Task instructions:
Only the pictures are to be left out, and the rest of the entries should be reproduced exactly.

[Web page and app entries]
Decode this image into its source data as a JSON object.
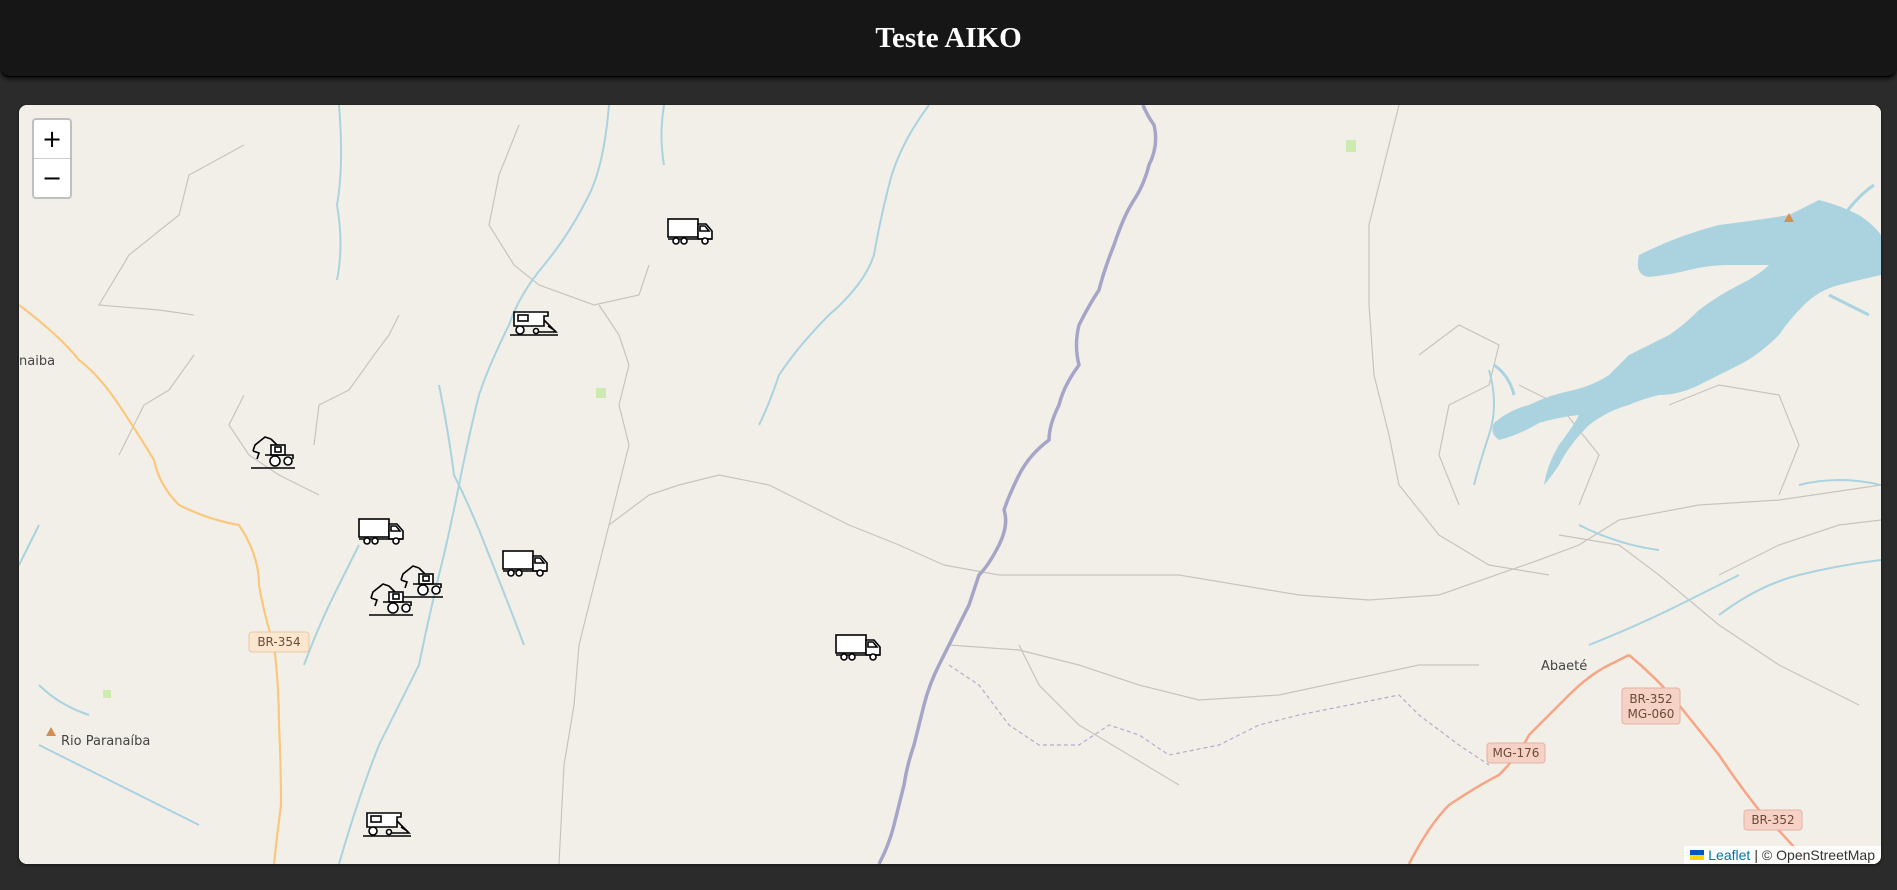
{
  "header": {
    "title": "Teste AIKO"
  },
  "map": {
    "zoom_in_label": "+",
    "zoom_out_label": "−",
    "attribution": {
      "leaflet": "Leaflet",
      "separator": " | © ",
      "osm": "OpenStreetMap"
    },
    "places": {
      "abaete": "Abaeté",
      "rio_paranaiba": "Rio Paranaíba",
      "naiba": "naiba"
    },
    "road_shields": {
      "br354": "BR-354",
      "mg176": "MG-176",
      "br352_line1": "BR-352",
      "br352_line2": "MG-060",
      "br352": "BR-352"
    },
    "markers": [
      {
        "type": "truck-icon"
      },
      {
        "type": "harvester-icon"
      },
      {
        "type": "excavator-icon"
      },
      {
        "type": "truck-icon"
      },
      {
        "type": "truck-icon"
      },
      {
        "type": "excavator-icon"
      },
      {
        "type": "excavator-icon"
      },
      {
        "type": "truck-icon"
      },
      {
        "type": "harvester-icon"
      }
    ],
    "colors": {
      "land": "#f2efe9",
      "water": "#aad3df",
      "river_border": "#a5a5c7",
      "primary_road": "#f7a584",
      "secondary_road": "#fac87d",
      "shield_orange": "#fbe6cf",
      "shield_red": "#f6d2c6"
    }
  }
}
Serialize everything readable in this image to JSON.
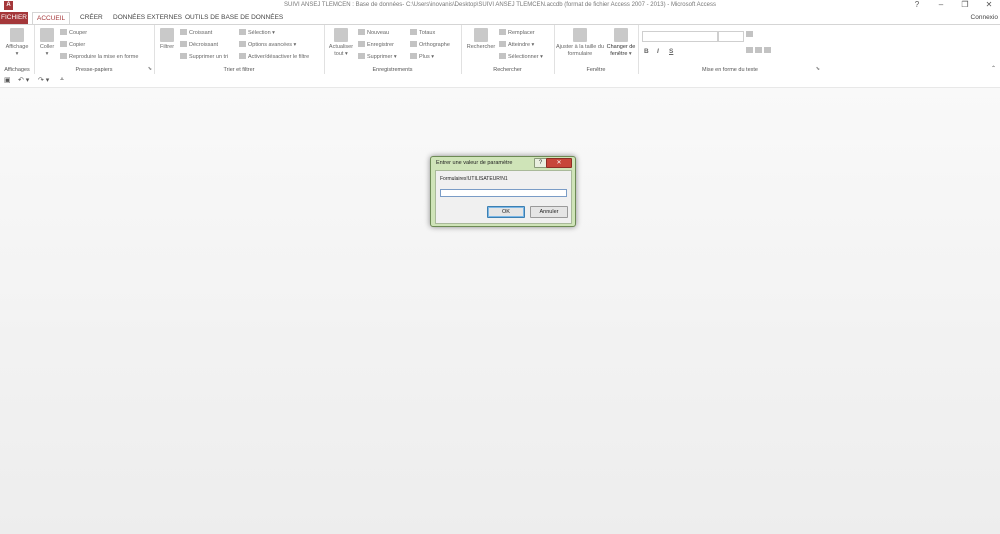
{
  "window": {
    "app_icon": "A",
    "title": "SUIVI ANSEJ TLEMCEN : Base de données- C:\\Users\\inovanis\\Desktop\\SUIVI ANSEJ TLEMCEN.accdb (format de fichier Access 2007 - 2013) - Microsoft Access",
    "help": "?",
    "minimize": "–",
    "restore": "❐",
    "close": "✕"
  },
  "tabs": {
    "file": "FICHIER",
    "home": "ACCUEIL",
    "create": "CRÉER",
    "external": "DONNÉES EXTERNES",
    "db_tools": "OUTILS DE BASE DE DONNÉES"
  },
  "user": "Connexio",
  "ribbon": {
    "views": {
      "view": "Affichage",
      "label": "Affichages"
    },
    "clipboard": {
      "paste": "Coller",
      "cut": "Couper",
      "copy": "Copier",
      "format_painter": "Reproduire la mise en forme",
      "label": "Presse-papiers"
    },
    "sort_filter": {
      "filter": "Filtrer",
      "ascending": "Croissant",
      "descending": "Décroissant",
      "remove_sort": "Supprimer un tri",
      "selection": "Sélection",
      "advanced": "Options avancées",
      "toggle_filter": "Activer/désactiver le filtre",
      "label": "Trier et filtrer"
    },
    "records": {
      "refresh": "Actualiser tout",
      "new": "Nouveau",
      "save": "Enregistrer",
      "delete": "Supprimer",
      "totals": "Totaux",
      "spelling": "Orthographe",
      "more": "Plus",
      "label": "Enregistrements"
    },
    "find": {
      "find": "Rechercher",
      "replace": "Remplacer",
      "goto": "Atteindre",
      "select": "Sélectionner",
      "label": "Rechercher"
    },
    "window": {
      "fit": "Ajuster à la taille du formulaire",
      "switch": "Changer de fenêtre",
      "label": "Fenêtre"
    },
    "text_format": {
      "bold": "B",
      "italic": "I",
      "underline": "S",
      "label": "Mise en forme du texte"
    }
  },
  "dialog": {
    "title": "Entrer une valeur de paramètre",
    "help": "?",
    "close": "✕",
    "prompt": "Formulaires!UTILISATEUR!N1",
    "input_value": "",
    "ok": "OK",
    "cancel": "Annuler"
  }
}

Answer space:
Decode this image into its source data as a JSON object.
{
  "header": {
    "title": "Teste AIKO"
  },
  "map": {
    "zoom_in_label": "+",
    "zoom_out_label": "−",
    "attribution": {
      "leaflet": "Leaflet",
      "separator": " | © ",
      "osm": "OpenStreetMap"
    },
    "places": {
      "abaete": "Abaeté",
      "rio_paranaiba": "Rio Paranaíba",
      "naiba": "naiba"
    },
    "road_shields": {
      "br354": "BR-354",
      "mg176": "MG-176",
      "br352_line1": "BR-352",
      "br352_line2": "MG-060",
      "br352": "BR-352"
    },
    "markers": [
      {
        "type": "truck-icon"
      },
      {
        "type": "harvester-icon"
      },
      {
        "type": "excavator-icon"
      },
      {
        "type": "truck-icon"
      },
      {
        "type": "truck-icon"
      },
      {
        "type": "excavator-icon"
      },
      {
        "type": "excavator-icon"
      },
      {
        "type": "truck-icon"
      },
      {
        "type": "harvester-icon"
      }
    ],
    "colors": {
      "land": "#f2efe9",
      "water": "#aad3df",
      "river_border": "#a5a5c7",
      "primary_road": "#f7a584",
      "secondary_road": "#fac87d",
      "shield_orange": "#fbe6cf",
      "shield_red": "#f6d2c6"
    }
  }
}
Serialize everything readable in this image to JSON.
{
  "window": {
    "app_icon": "A",
    "title": "SUIVI ANSEJ TLEMCEN : Base de données- C:\\Users\\inovanis\\Desktop\\SUIVI ANSEJ TLEMCEN.accdb (format de fichier Access 2007 - 2013) - Microsoft Access",
    "help": "?",
    "minimize": "–",
    "restore": "❐",
    "close": "✕"
  },
  "tabs": {
    "file": "FICHIER",
    "home": "ACCUEIL",
    "create": "CRÉER",
    "external": "DONNÉES EXTERNES",
    "db_tools": "OUTILS DE BASE DE DONNÉES"
  },
  "user": "Connexio",
  "ribbon": {
    "views": {
      "view": "Affichage",
      "label": "Affichages"
    },
    "clipboard": {
      "paste": "Coller",
      "cut": "Couper",
      "copy": "Copier",
      "format_painter": "Reproduire la mise en forme",
      "label": "Presse-papiers"
    },
    "sort_filter": {
      "filter": "Filtrer",
      "ascending": "Croissant",
      "descending": "Décroissant",
      "remove_sort": "Supprimer un tri",
      "selection": "Sélection",
      "advanced": "Options avancées",
      "toggle_filter": "Activer/désactiver le filtre",
      "label": "Trier et filtrer"
    },
    "records": {
      "refresh": "Actualiser tout",
      "new": "Nouveau",
      "save": "Enregistrer",
      "delete": "Supprimer",
      "totals": "Totaux",
      "spelling": "Orthographe",
      "more": "Plus",
      "label": "Enregistrements"
    },
    "find": {
      "find": "Rechercher",
      "replace": "Remplacer",
      "goto": "Atteindre",
      "select": "Sélectionner",
      "label": "Rechercher"
    },
    "window": {
      "fit": "Ajuster à la taille du formulaire",
      "switch": "Changer de fenêtre",
      "label": "Fenêtre"
    },
    "text_format": {
      "bold": "B",
      "italic": "I",
      "underline": "S",
      "label": "Mise en forme du texte"
    }
  },
  "dialog": {
    "title": "Entrer une valeur de paramètre",
    "help": "?",
    "close": "✕",
    "prompt": "Formulaires!UTILISATEUR!N1",
    "input_value": "",
    "ok": "OK",
    "cancel": "Annuler"
  }
}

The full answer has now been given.